- [BRIEF]
Each record below must be returned exactly, with no line left out.

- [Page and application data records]
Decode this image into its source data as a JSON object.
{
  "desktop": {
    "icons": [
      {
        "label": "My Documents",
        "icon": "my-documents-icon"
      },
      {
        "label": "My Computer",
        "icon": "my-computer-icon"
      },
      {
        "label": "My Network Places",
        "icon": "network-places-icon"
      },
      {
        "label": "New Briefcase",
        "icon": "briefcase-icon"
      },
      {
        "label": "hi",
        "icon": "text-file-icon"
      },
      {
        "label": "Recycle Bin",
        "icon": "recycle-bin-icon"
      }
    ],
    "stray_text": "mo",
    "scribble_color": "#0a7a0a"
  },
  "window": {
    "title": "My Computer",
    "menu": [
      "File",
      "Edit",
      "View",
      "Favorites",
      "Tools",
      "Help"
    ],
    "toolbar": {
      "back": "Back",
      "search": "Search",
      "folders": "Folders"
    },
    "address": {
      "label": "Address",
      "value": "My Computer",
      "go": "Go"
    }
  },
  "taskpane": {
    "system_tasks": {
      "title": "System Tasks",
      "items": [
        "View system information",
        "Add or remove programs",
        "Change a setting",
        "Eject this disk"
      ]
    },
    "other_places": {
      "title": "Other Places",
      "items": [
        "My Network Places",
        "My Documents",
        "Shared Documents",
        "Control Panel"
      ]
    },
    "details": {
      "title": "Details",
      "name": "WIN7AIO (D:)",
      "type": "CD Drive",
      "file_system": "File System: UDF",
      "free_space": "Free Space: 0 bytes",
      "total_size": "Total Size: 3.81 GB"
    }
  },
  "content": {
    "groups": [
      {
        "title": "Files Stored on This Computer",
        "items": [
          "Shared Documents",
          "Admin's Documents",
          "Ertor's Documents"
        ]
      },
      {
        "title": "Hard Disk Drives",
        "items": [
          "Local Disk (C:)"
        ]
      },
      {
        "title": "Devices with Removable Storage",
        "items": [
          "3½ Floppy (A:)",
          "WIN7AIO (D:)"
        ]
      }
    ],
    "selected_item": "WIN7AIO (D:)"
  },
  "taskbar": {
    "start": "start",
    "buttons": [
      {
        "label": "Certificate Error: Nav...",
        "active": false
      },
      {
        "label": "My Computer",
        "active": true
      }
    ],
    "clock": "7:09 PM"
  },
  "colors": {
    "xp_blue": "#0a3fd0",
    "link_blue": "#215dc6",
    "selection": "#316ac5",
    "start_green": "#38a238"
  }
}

- [PROBLEM SOLUTION]
Decode this image into its source data as a JSON object.
{
  "desktop": {
    "icons": [
      {
        "label": "My Documents",
        "icon": "my-documents-icon"
      },
      {
        "label": "My Computer",
        "icon": "my-computer-icon"
      },
      {
        "label": "My Network Places",
        "icon": "network-places-icon"
      },
      {
        "label": "New Briefcase",
        "icon": "briefcase-icon"
      },
      {
        "label": "hi",
        "icon": "text-file-icon"
      },
      {
        "label": "Recycle Bin",
        "icon": "recycle-bin-icon"
      }
    ],
    "stray_text": "mo",
    "scribble_color": "#0a7a0a"
  },
  "window": {
    "title": "My Computer",
    "menu": [
      "File",
      "Edit",
      "View",
      "Favorites",
      "Tools",
      "Help"
    ],
    "toolbar": {
      "back": "Back",
      "search": "Search",
      "folders": "Folders"
    },
    "address": {
      "label": "Address",
      "value": "My Computer",
      "go": "Go"
    }
  },
  "taskpane": {
    "system_tasks": {
      "title": "System Tasks",
      "items": [
        "View system information",
        "Add or remove programs",
        "Change a setting",
        "Eject this disk"
      ]
    },
    "other_places": {
      "title": "Other Places",
      "items": [
        "My Network Places",
        "My Documents",
        "Shared Documents",
        "Control Panel"
      ]
    },
    "details": {
      "title": "Details",
      "name": "WIN7AIO (D:)",
      "type": "CD Drive",
      "file_system": "File System: UDF",
      "free_space": "Free Space: 0 bytes",
      "total_size": "Total Size: 3.81 GB"
    }
  },
  "content": {
    "groups": [
      {
        "title": "Files Stored on This Computer",
        "items": [
          "Shared Documents",
          "Admin's Documents",
          "Ertor's Documents"
        ]
      },
      {
        "title": "Hard Disk Drives",
        "items": [
          "Local Disk (C:)"
        ]
      },
      {
        "title": "Devices with Removable Storage",
        "items": [
          "3½ Floppy (A:)",
          "WIN7AIO (D:)"
        ]
      }
    ],
    "selected_item": "WIN7AIO (D:)"
  },
  "taskbar": {
    "start": "start",
    "buttons": [
      {
        "label": "Certificate Error: Nav...",
        "active": false
      },
      {
        "label": "My Computer",
        "active": true
      }
    ],
    "clock": "7:09 PM"
  },
  "colors": {
    "xp_blue": "#0a3fd0",
    "link_blue": "#215dc6",
    "selection": "#316ac5",
    "start_green": "#38a238"
  }
}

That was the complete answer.